Samsung's major push on both Blu-ray players as well as displays was something they called Smart Hub. We have seen internet based features gradually becoming more predominant on Blu-ray players and Samsung goes further by adding their own interface which allows for purchasing of Samsung apps as well as searching for content not only through the internet but also from your own PC content streamed through DLNA.

Samsung was also improving their 3D technology for Plasma displays by implementing phosphors that had a quicker decay time.

Samsung will also be releasing a 3D projector some time in 2011 shown here.

Panasonic was also focusing on 3D technology and content. Panasonic had the benefit of acquiring the engineers from Pioneer who were working on the renowned Kuro displays.

Here Panasonic was demonstrating a 3D interface. This looked very clean through the active 3D glasses and was making use of hand gestures to create a unique new way of navigating through a menu.

In this image Panasonic describes methods they use to improve the 3D experience on their VT30 Plasma by redesigning their panel.

JVC was demonstrating their 3D camcorder. The effect was excellent and the image had a large amount of depth.

JVC is very well known for their projectors but this year we are likely to see some LCD displays from them as well.

Here we see JVC's upcoming 65" Xinema 3D LED LCD display. This unit features an edge lit display with local dimming and is due out in Q4. This display features passive glasses and together with the 3D demonstration produced from a JVC 3D camcorder had an image that produced very little eye strain. I would like to see a 3D movie on this same display to compare the comfort level on the eyes.

JVC had an excellent demonstration of a 2D to 3D image converter. This was one of the best demonstrations for 2D->3D at the show and more can be found out at

JVC's Flagship DLA-X9 3D projector that is the first projector to receive THX's new 3D certification. This projector boasts the highest contrast ratio among JVC's new 3D projectors at 100,000:1. The demonstration that featured this projector was excellent and there was no apparent ghosting issues and the image was extremely sharp and vivid.

LG was another manufacturer that was featuring both active and passive glasses 3D displays. In this image we can see a large portion of their LCD lineup featuring the new Cinema 3D improvements displayed in the slide below.

Panel thickness was still a major focus for LG and as you can see in this image, it's hard to get any better than this.

LG's upcoming PZ950 60" Plasma display. This is one of three LG plasma's that will be certified through THX 3D certification. Features will include a 20pt white balance, LG's software apps, and LG's Magic Motion Remote.

Mitsubishi was on hand to show their upcoming massive 92" 3D DLP display.

Sharp was displaying the latest iterations of their Quattron displays.

Control 4 was demonstrating their total home solution. One of the new features Control 4 was demonstrating was a video wall control application where screens on a wall could be very easily manipulated.
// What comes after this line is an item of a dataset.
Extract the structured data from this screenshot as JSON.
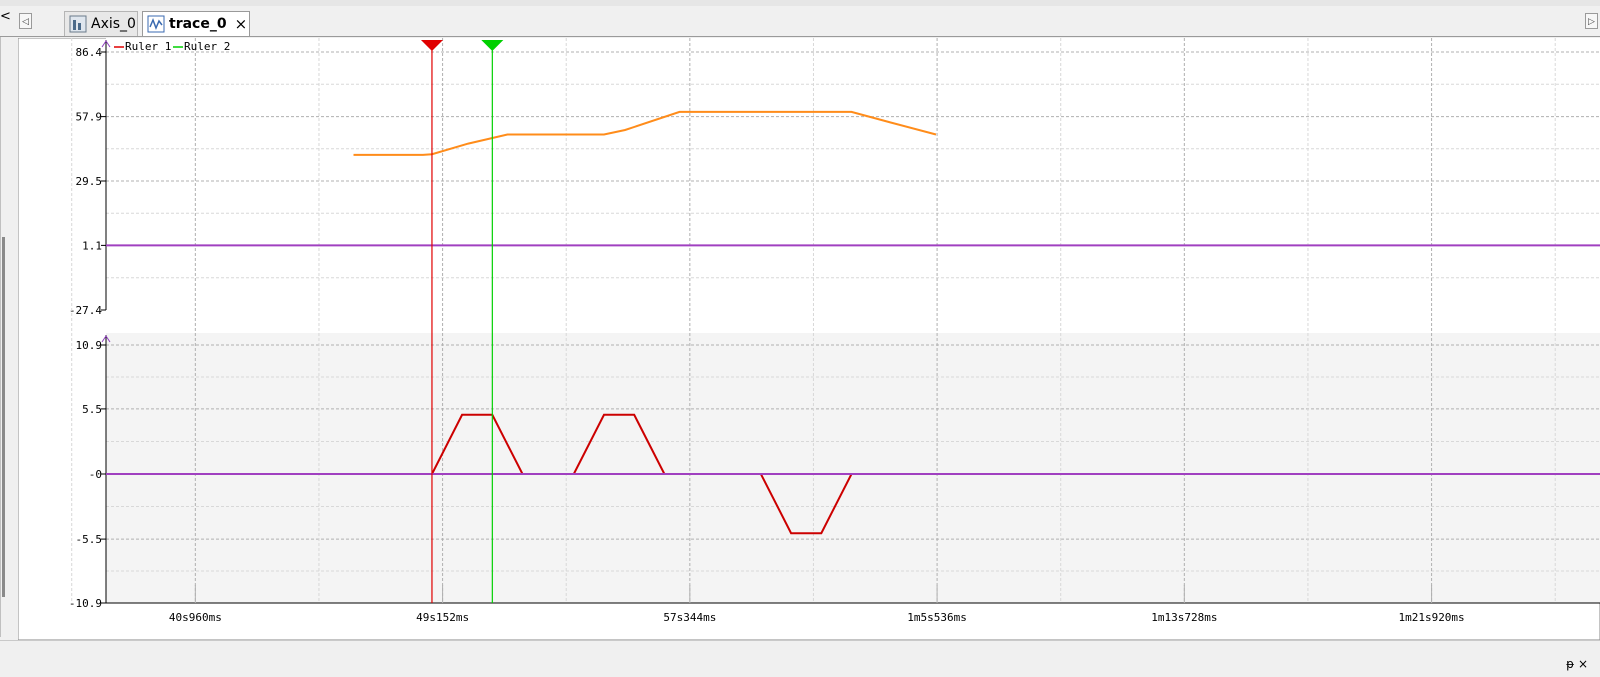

This is probably going to be seen most often in Sports Bars but the Control 4 rep was telling me that he was seeing more people create video walls in their homes or their "man caves". 

Control 4 had some of their newer and cheaper wall mounted touch panels on display. Prices ranged around $599 and up.

Earthquake was showing off their Titan line of loudspeakers and some of their smaller monitor speakers.

Here we can see Earthquake's massive 7 Channel Cinenova Grande amplifier capable of 328 Watts RMS @ 8 Ohm, 600 Watts RMS @ 4 Ohm, and 750 Watts RMS @ 2 Ohm. MSRP $5999.00

Greensound Technology was featuring some very unique glass based speaker designs. MSRP was $17,000 for the pair including a subwoofer. I sincerely hope any owners of these don't have kids.

By the end of the show people took any opportunity they could to get off their feet. This year's CES was huge and there was so much to see that it was truly difficult to see everything.